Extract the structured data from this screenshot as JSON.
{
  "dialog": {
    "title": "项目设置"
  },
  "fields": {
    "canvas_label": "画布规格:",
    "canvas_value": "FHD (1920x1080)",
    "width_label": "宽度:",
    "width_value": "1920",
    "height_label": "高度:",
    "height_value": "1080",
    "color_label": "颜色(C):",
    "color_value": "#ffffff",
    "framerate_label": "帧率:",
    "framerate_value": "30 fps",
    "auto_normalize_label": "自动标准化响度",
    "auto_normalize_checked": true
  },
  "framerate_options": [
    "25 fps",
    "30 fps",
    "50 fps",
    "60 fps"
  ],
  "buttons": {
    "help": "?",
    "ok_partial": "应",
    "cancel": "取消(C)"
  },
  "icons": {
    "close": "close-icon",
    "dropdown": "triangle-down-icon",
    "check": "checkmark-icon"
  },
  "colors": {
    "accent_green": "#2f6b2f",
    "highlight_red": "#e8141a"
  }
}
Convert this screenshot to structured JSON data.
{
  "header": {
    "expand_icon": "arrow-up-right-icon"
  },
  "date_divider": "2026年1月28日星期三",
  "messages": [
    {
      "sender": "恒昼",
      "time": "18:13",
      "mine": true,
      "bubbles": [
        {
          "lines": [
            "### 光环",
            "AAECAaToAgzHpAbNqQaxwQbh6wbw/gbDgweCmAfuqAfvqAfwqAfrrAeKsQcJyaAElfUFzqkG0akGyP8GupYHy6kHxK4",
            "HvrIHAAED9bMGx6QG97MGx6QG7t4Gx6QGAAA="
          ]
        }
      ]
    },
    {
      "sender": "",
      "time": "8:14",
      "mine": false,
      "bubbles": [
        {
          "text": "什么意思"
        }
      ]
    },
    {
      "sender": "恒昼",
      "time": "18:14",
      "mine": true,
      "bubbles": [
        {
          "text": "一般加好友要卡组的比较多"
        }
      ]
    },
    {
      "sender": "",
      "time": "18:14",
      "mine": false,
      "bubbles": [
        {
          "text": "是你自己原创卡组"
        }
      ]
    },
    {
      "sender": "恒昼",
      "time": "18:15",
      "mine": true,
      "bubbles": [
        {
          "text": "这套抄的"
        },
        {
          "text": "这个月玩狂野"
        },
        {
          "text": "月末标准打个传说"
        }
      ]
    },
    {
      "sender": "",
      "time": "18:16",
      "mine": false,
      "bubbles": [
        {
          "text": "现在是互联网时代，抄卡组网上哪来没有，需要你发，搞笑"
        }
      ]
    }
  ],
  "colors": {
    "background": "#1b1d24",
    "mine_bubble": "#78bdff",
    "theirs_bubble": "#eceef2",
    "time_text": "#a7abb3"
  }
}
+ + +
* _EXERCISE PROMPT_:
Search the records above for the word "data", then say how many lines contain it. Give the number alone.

* _RESULT FOR THIS TASK_:
2